Skull fossil provides gander at giant prehistoric goose

Savannah Meacham |

Mega bird Genyornis newtoni roamed along rivers or lakes while eating soft plants and fruit.
Mega bird Genyornis newtoni roamed along rivers or lakes while eating soft plants and fruit.

Imagine a 230kg, two-metre tall goose.

It sounds like the stuff of nightmares. Or a poultry chef’s dream.

Australian scientists believe that is close to what a mega bird that roamed the country in prehistoric times looked like.

Researchers have been able to provide the first glimpse of the “giga-goose” – Genyornis newtoni – thanks to the discovery of a megafauna skull in remote South Australia.

“It was like an emu, probably the same height but about five or six times heavier. It was a much bulkier bird,” study co-author Trevor Worthy of Flinders University told AAP.

The skull of Genyornis newtoni
The skull was discovered in a salt bed in South Australia. (Supplied Flinders University/AAP PHOTOS)

An intact fossil of the mammoth bird’s skull was discovered in the remote dry South Australian salt bed of Lake Callabonna several years ago, changing the way researchers perceived it.
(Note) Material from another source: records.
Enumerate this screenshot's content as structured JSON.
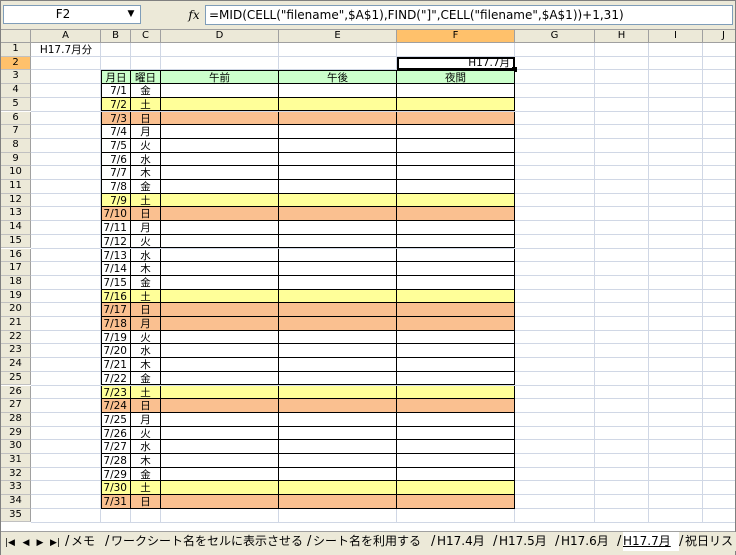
{
  "formula_bar": {
    "name_box": "F2",
    "fx_label": "fx",
    "formula": "=MID(CELL(\"filename\",$A$1),FIND(\"]\",CELL(\"filename\",$A$1))+1,31)"
  },
  "columns": [
    "A",
    "B",
    "C",
    "D",
    "E",
    "F",
    "G",
    "H",
    "I",
    "J"
  ],
  "selected_column": "F",
  "selected_row": 2,
  "rows": [
    "1",
    "2",
    "3",
    "4",
    "5",
    "6",
    "7",
    "8",
    "9",
    "10",
    "11",
    "12",
    "13",
    "14",
    "15",
    "16",
    "17",
    "18",
    "19",
    "20",
    "21",
    "22",
    "23",
    "24",
    "25",
    "26",
    "27",
    "28",
    "29",
    "30",
    "31",
    "32",
    "33",
    "34",
    "35"
  ],
  "cells": {
    "a1": "H17.7月分",
    "f2": "H17.7月"
  },
  "table": {
    "headers": {
      "month_day": "月日",
      "weekday": "曜日",
      "morning": "午前",
      "afternoon": "午後",
      "night": "夜間"
    },
    "days": [
      {
        "date": "7/1",
        "wd": "金",
        "type": "weekday"
      },
      {
        "date": "7/2",
        "wd": "土",
        "type": "sat"
      },
      {
        "date": "7/3",
        "wd": "日",
        "type": "sun"
      },
      {
        "date": "7/4",
        "wd": "月",
        "type": "weekday"
      },
      {
        "date": "7/5",
        "wd": "火",
        "type": "weekday"
      },
      {
        "date": "7/6",
        "wd": "水",
        "type": "weekday"
      },
      {
        "date": "7/7",
        "wd": "木",
        "type": "weekday"
      },
      {
        "date": "7/8",
        "wd": "金",
        "type": "weekday"
      },
      {
        "date": "7/9",
        "wd": "土",
        "type": "sat"
      },
      {
        "date": "7/10",
        "wd": "日",
        "type": "sun"
      },
      {
        "date": "7/11",
        "wd": "月",
        "type": "weekday"
      },
      {
        "date": "7/12",
        "wd": "火",
        "type": "weekday"
      },
      {
        "date": "7/13",
        "wd": "水",
        "type": "weekday"
      },
      {
        "date": "7/14",
        "wd": "木",
        "type": "weekday"
      },
      {
        "date": "7/15",
        "wd": "金",
        "type": "weekday"
      },
      {
        "date": "7/16",
        "wd": "土",
        "type": "sat"
      },
      {
        "date": "7/17",
        "wd": "日",
        "type": "sun"
      },
      {
        "date": "7/18",
        "wd": "月",
        "type": "holiday"
      },
      {
        "date": "7/19",
        "wd": "火",
        "type": "weekday"
      },
      {
        "date": "7/20",
        "wd": "水",
        "type": "weekday"
      },
      {
        "date": "7/21",
        "wd": "木",
        "type": "weekday"
      },
      {
        "date": "7/22",
        "wd": "金",
        "type": "weekday"
      },
      {
        "date": "7/23",
        "wd": "土",
        "type": "sat"
      },
      {
        "date": "7/24",
        "wd": "日",
        "type": "sun"
      },
      {
        "date": "7/25",
        "wd": "月",
        "type": "weekday"
      },
      {
        "date": "7/26",
        "wd": "火",
        "type": "weekday"
      },
      {
        "date": "7/27",
        "wd": "水",
        "type": "weekday"
      },
      {
        "date": "7/28",
        "wd": "木",
        "type": "weekday"
      },
      {
        "date": "7/29",
        "wd": "金",
        "type": "weekday"
      },
      {
        "date": "7/30",
        "wd": "土",
        "type": "sat"
      },
      {
        "date": "7/31",
        "wd": "日",
        "type": "sun"
      }
    ]
  },
  "colors": {
    "header_fill": "#ccffcc",
    "saturday_fill": "#ffff99",
    "sunday_fill": "#fac090",
    "selection_highlight": "#ffc16b"
  },
  "sheet_tabs": [
    {
      "label": "メモ",
      "active": false
    },
    {
      "label": "ワークシート名をセルに表示させる",
      "active": false
    },
    {
      "label": "シート名を利用する",
      "active": false
    },
    {
      "label": "H17.4月",
      "active": false
    },
    {
      "label": "H17.5月",
      "active": false
    },
    {
      "label": "H17.6月",
      "active": false
    },
    {
      "label": "H17.7月",
      "active": true
    },
    {
      "label": "祝日リスト",
      "active": false
    }
  ],
  "tab_nav_icons": [
    "first-sheet-icon",
    "prev-sheet-icon",
    "next-sheet-icon",
    "last-sheet-icon"
  ]
}
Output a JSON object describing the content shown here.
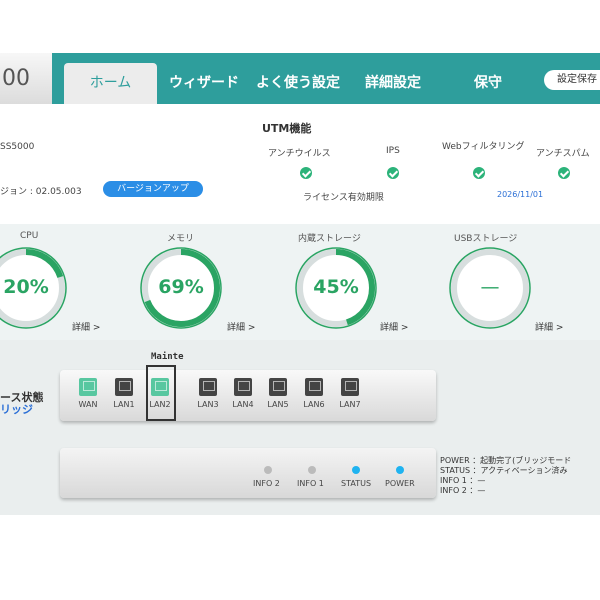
{
  "header": {
    "brand": "00",
    "tabs": [
      "ホーム",
      "ウィザード",
      "よく使う設定",
      "詳細設定",
      "保守"
    ],
    "save_button": "設定保存"
  },
  "device": {
    "model": "SS5000",
    "version_label": "ジョン : 02.05.003",
    "version_up_button": "バージョンアップ"
  },
  "utm": {
    "title": "UTM機能",
    "columns": [
      "アンチウイルス",
      "IPS",
      "Webフィルタリング",
      "アンチスパム"
    ],
    "license_label": "ライセンス有効期限",
    "license_date": "2026/11/01"
  },
  "gauges": [
    {
      "label": "CPU",
      "value": "20%",
      "percent": 20,
      "detail": "詳細 >"
    },
    {
      "label": "メモリ",
      "value": "69%",
      "percent": 69,
      "detail": "詳細 >"
    },
    {
      "label": "内蔵ストレージ",
      "value": "45%",
      "percent": 45,
      "detail": "詳細 >"
    },
    {
      "label": "USBストレージ",
      "value": "—",
      "percent": 0,
      "detail": "詳細 >"
    }
  ],
  "interfaces": {
    "title": "ース状態",
    "subtitle": "リッジ",
    "mainte_label": "Mainte",
    "ports": [
      {
        "label": "WAN",
        "active": true
      },
      {
        "label": "LAN1",
        "active": false
      },
      {
        "label": "LAN2",
        "active": true
      },
      {
        "label": "LAN3",
        "active": false
      },
      {
        "label": "LAN4",
        "active": false
      },
      {
        "label": "LAN5",
        "active": false
      },
      {
        "label": "LAN6",
        "active": false
      },
      {
        "label": "LAN7",
        "active": false
      }
    ]
  },
  "leds": [
    {
      "label": "INFO 2",
      "color": "#bbbbbb"
    },
    {
      "label": "INFO 1",
      "color": "#bbbbbb"
    },
    {
      "label": "STATUS",
      "color": "#1fb3f0"
    },
    {
      "label": "POWER",
      "color": "#1fb3f0"
    }
  ],
  "legend": [
    "POWER ：起動完了(ブリッジモード",
    "STATUS ：アクティベーション済み",
    "INFO 1 ：—",
    "INFO 2 ：—"
  ],
  "colors": {
    "accent": "#2e9e9c",
    "gauge": "#2aa463",
    "port_active": "#58c7a0",
    "port_inactive": "#444444"
  }
}
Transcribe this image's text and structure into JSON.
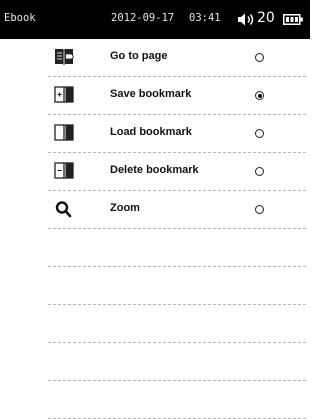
{
  "status_bar": {
    "title": "Ebook",
    "date": "2012-09-17",
    "time": "03:41",
    "volume": "20",
    "speaker_icon": "speaker-icon",
    "battery_icon": "battery-icon"
  },
  "menu": {
    "items": [
      {
        "label": "Go to page",
        "icon": "book-goto-icon",
        "selected": false
      },
      {
        "label": "Save bookmark",
        "icon": "bookmark-save-icon",
        "selected": true
      },
      {
        "label": "Load bookmark",
        "icon": "bookmark-load-icon",
        "selected": false
      },
      {
        "label": "Delete bookmark",
        "icon": "bookmark-delete-icon",
        "selected": false
      },
      {
        "label": "Zoom",
        "icon": "zoom-icon",
        "selected": false
      }
    ]
  },
  "colors": {
    "status_bar_bg": "#000000",
    "status_text": "#ffffff",
    "separator": "#b5b5b5"
  }
}
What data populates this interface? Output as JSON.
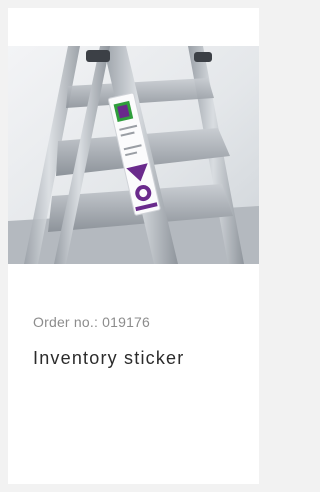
{
  "product": {
    "order_label": "Order no.: 019176",
    "title": "Inventory sticker",
    "image_subject": "ladder-with-inventory-sticker-photo"
  },
  "colors": {
    "card_background": "#ffffff",
    "page_background": "#f2f2f2",
    "sticker_purple": "#6a2a8c",
    "sticker_green": "#2f9e3c",
    "ladder_metal": "#b9bec4"
  }
}
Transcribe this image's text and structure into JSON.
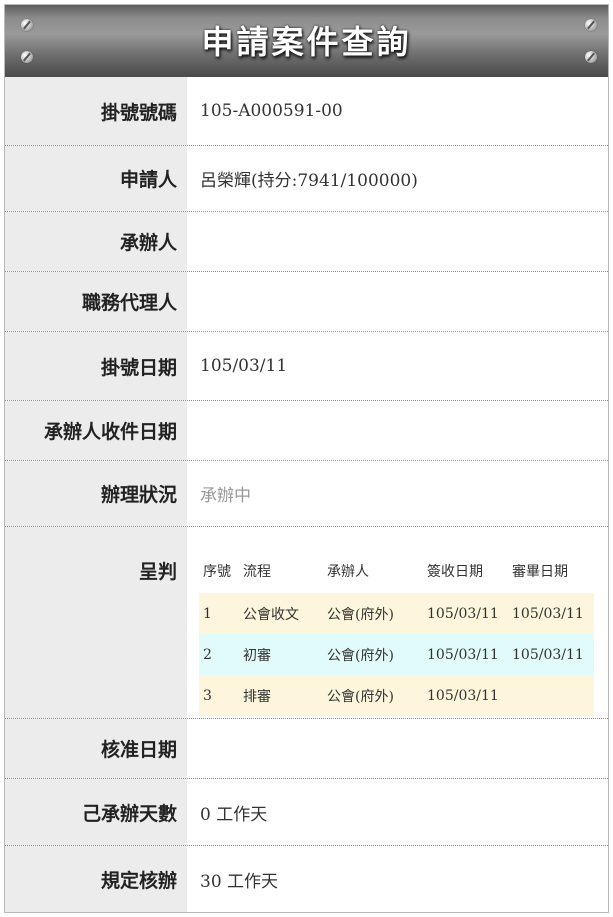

Previously, only a damaged skull had been found in 1913, but did not provide enough bone to re-imagine the “ancient thunderbird”.

“With this new skull we have started to piece together the puzzle which shows, simply put, this species to be a giant goose,” lead author Phoebe McInerney said.

The massive bird would not have run very fast, but lived along rivers or lakes while eating soft plants and fruit with its strong beak.

“It would have needed a lot being a big bird. It would have had to gobble up a lot of soft plants,” Dr Worthy said.

It had unusual adaptations for the aquatic habitat like being able to protect its ears and throat from ingesting water while submerged.

However, these adaptations may have led to its extinction about 45,000 years ago as freshwater bodies in northern South Australia are now primarily salt lakes.

Waterfowl species such as the Australian magpie goose or the South American screamers likely diverged from the original big bird.

Flinders University palaeontologist Phoebe McInerney (file image)
Phoebe McInerney says the skull fossil shows Genyornis newtoni was a giant goose. (HANDOUT/FLINDERS UNIVERSITY)

The discovery was a surprise for researchers as most of the family line acquired a different shaped beak.

“Relatives have a different shaped head with a high beak, but this one is much lower and rounder and more like your standard goose except the head is 250mm long,” Dr Worthy said.

“It is totally unique … it is the last of a family that went extinct in Australia.”

Researchers are planning to head back to the salt plains to see what else strong winds have uncovered to help form a more complete picture of the bird.

“You never know what the weather has exposed because it’s the wind and occasional flood that expose the fossils – it’s just serendipity to what you actually might find,” Dr Worthy said.

The research was published in the Historical Biology journal.